Research has consistently shown that employees with a better Quality of Working Life are happier, have less stress, are less likely to be absent and are more engaged at work, thereby improving productivity and reducing staffing cost.

NTPC renowned Quality of work life staff surveys, feature three distinct scales which enable organisations to measure the key factors contributing to the well-being and stress of their staff.

Accurate measurement is the critical first step in any Organisational Development process. All of our scales and individual questions have been rigorously tested and peer-reviewed, enabling our clients to simply and cost-effectively benchmark their performance in a reliable and valid way.

The mission statement of the International Society for Quality of Life Research is: To advance the scientific study of health-related quality of life and other patient-centered outcomes to identify effective interventions, enhance the quality of health care and promote the health of populations. The Society promotes the rigorous investigation of health-related quality of life measurement from conceptualization to application and practice. ISOQOL fosters the worldwide exchange of information through:

The Arts and Quality of Life Research Center promotes research, training, and innovative programs that demonstrate the unique role of the arts in making a difference in people's lives. To this end, it focuses on exploring uses of various creative arts to enhance human functioning, developmentally, intellectually, psychologically, socially, physically, aesthetically and spiritually.
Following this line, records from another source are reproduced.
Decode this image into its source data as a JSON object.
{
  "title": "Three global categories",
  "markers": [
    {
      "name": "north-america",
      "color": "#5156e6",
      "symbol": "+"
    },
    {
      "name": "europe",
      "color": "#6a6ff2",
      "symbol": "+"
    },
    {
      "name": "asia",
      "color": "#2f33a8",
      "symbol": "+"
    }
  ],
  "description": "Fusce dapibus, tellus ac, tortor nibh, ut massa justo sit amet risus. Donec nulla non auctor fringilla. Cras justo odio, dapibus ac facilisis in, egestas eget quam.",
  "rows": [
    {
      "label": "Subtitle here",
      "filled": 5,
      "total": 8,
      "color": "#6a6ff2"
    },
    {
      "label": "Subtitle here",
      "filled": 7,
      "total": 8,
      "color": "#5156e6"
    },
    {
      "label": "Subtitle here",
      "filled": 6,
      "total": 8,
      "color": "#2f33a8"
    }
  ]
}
The Center encourages, supports and facilitates efforts that employ an ever-wider lens through which the power of the arts may be seen to enhance human well-being. Its research findings will effect policy changes on institutional, state and national levels so that funding for the arts may be routinely included in educational, social and healthcare programs. The Center strives to become an international model for arts and quality of life research, education and information.
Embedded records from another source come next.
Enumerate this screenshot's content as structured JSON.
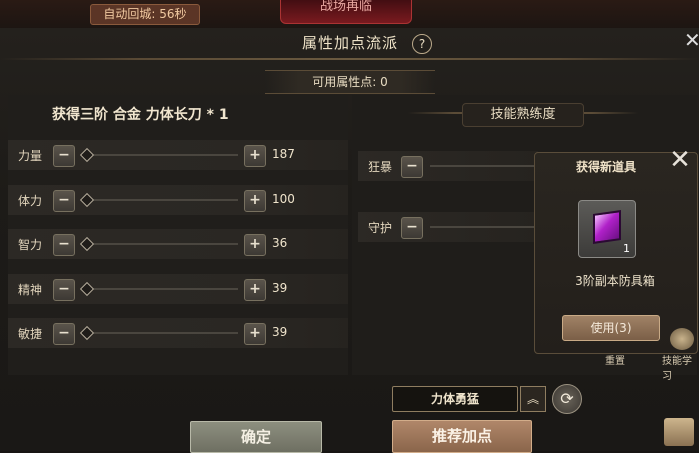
{
  "top": {
    "timer": "自动回城: 56秒",
    "red_tab": "战场再临"
  },
  "panel": {
    "title": "属性加点流派",
    "help_icon": "?",
    "available_points_label": "可用属性点: 0",
    "gain_text": "获得三阶 合金 力体长刀 * 1",
    "skill_header": "技能熟练度"
  },
  "attributes": [
    {
      "label": "力量",
      "value": "187"
    },
    {
      "label": "体力",
      "value": "100"
    },
    {
      "label": "智力",
      "value": "36"
    },
    {
      "label": "精神",
      "value": "39"
    },
    {
      "label": "敏捷",
      "value": "39"
    }
  ],
  "skills": [
    {
      "label": "狂暴"
    },
    {
      "label": "守护"
    }
  ],
  "popup": {
    "title": "获得新道具",
    "item_count": "1",
    "item_name": "3阶副本防具箱",
    "use_button": "使用(3)"
  },
  "side": {
    "reset_label": "重置",
    "skill_learn_label": "技能学习"
  },
  "bottom": {
    "preset_select": "力体勇猛",
    "confirm_button": "确定",
    "recommend_button": "推荐加点"
  },
  "colors": {
    "panel_bg": "#1d1b18",
    "accent": "#b0876a",
    "item_purple": "#b021c9"
  }
}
Many have implemented various work-life programs to help employees, including alternate work arrangements, onsite childcare, exercise facilities, relaxed dress codes, and more. Quality-of-work-life programs go beyond work/life programs by focusing attention less on employee needs outside of work and realizing that job stress and the quality of life at work is even more direct bearing on worker satisfaction. Open communications, mentoring programs, and fostering more amicable relationships among workers are some of the ways employers are improving the quality of work life.
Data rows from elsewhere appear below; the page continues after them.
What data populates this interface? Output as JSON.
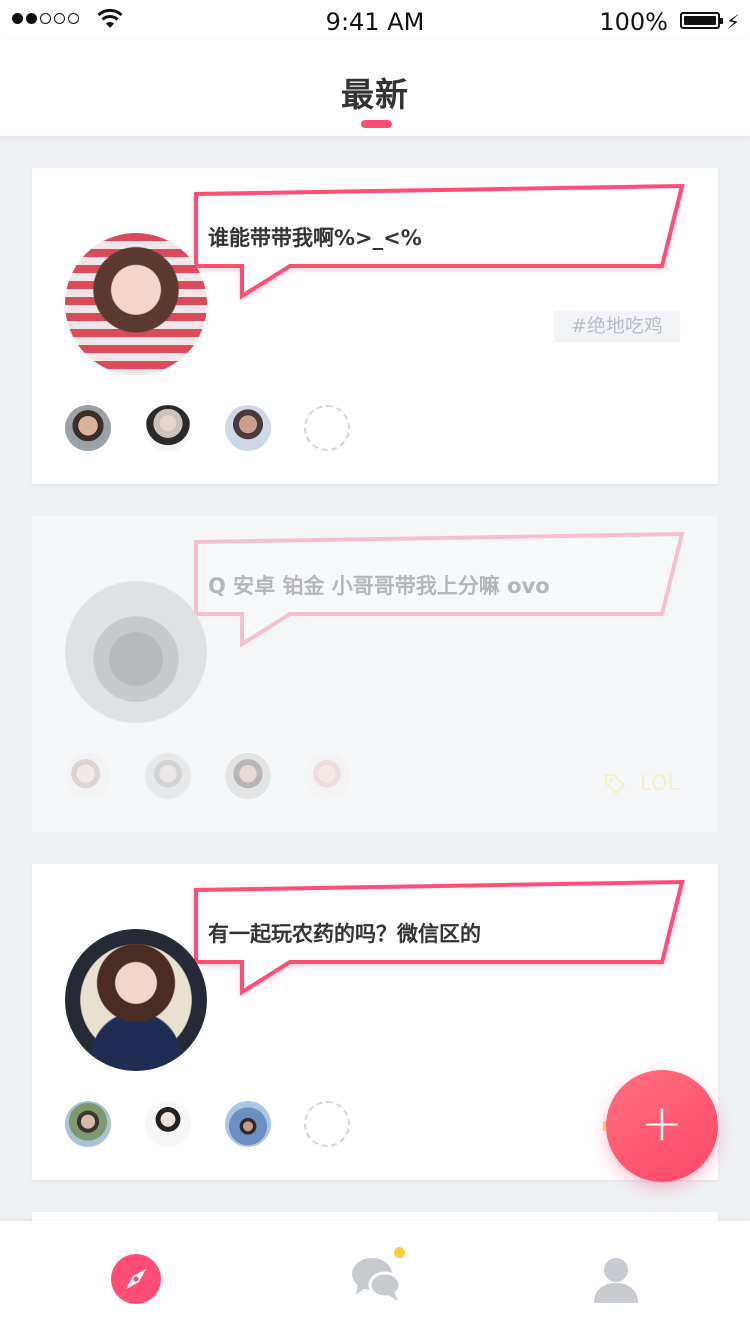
{
  "status_bar": {
    "time": "9:41 AM",
    "battery": "100%",
    "signal_icon": "signal-dots-icon",
    "wifi_icon": "wifi-icon",
    "battery_icon": "battery-icon",
    "charging_icon": "bolt-icon"
  },
  "header": {
    "title": "最新",
    "indicator_color": "#ff4d76"
  },
  "posts": [
    {
      "message": "谁能带带我啊%>_<%",
      "tag": "#绝地吃鸡",
      "members": 3,
      "empty_slots": 1
    },
    {
      "message": "Q 安卓 铂金 小哥哥带我上分嘛 ovo",
      "game": "LOL",
      "members": 4,
      "empty_slots": 0
    },
    {
      "message": "有一起玩农药的吗？微信区的",
      "members": 3,
      "empty_slots": 1
    }
  ],
  "fab": {
    "label": "+",
    "icon": "plus-icon"
  },
  "tabbar": {
    "tabs": [
      {
        "name": "discover",
        "icon": "compass-icon",
        "active": true
      },
      {
        "name": "messages",
        "icon": "chat-bubbles-icon",
        "badge": true
      },
      {
        "name": "profile",
        "icon": "person-icon"
      }
    ]
  },
  "colors": {
    "accent": "#ff4d76",
    "badge": "#f7cf39",
    "background": "#eef1f4"
  }
}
On the other side organisation must focused effective working conditions to their employee because work is an integral part of employee everyday life. As it is their livelihood or career or business on an average they spend around 12 hours daily in the work place. That is one third of their entire life. It does not influences the overall quality of their life. It should yield job satisfaction, give pieces of mine, of full fillment of having done a task as it is expected without any flaw and having spent the time fruitfully. Constructively and purposefully. Even if it a small step towards of their life time goal at the end of the day it gives satisfaction and eagerness to look forwarded the next day.

So there must be a proper balance in between organisation and employee quality of work life.

References & Bibliography
  1. Lawler III E and Porter L, (1966). Managers pay and their satisfaction with their pay. Personnel Psychology. XIX 363-73
  2. Mullarkey S, Wall T, Warr P, Clegg C & Stride C (1999) Eds.. Measures of Job Satisfaction, mental Health and Job-related Well-being. Inst Work psychol..
  3. Elizur D & Shye S 1990 Quality of work life and its relation to quality of life. Applied psychology: An international review. 39 3 275-291
  4. Taillefer,-Marie-Christine; Dupuis,-Gilles; Roberge,-Marie-Anne; Le-May,-Sylvie (2003) Health-related quality of life models: Systematic review of the literature. Social-Indicators-Research. Nov; Vol 64 (2): 293-323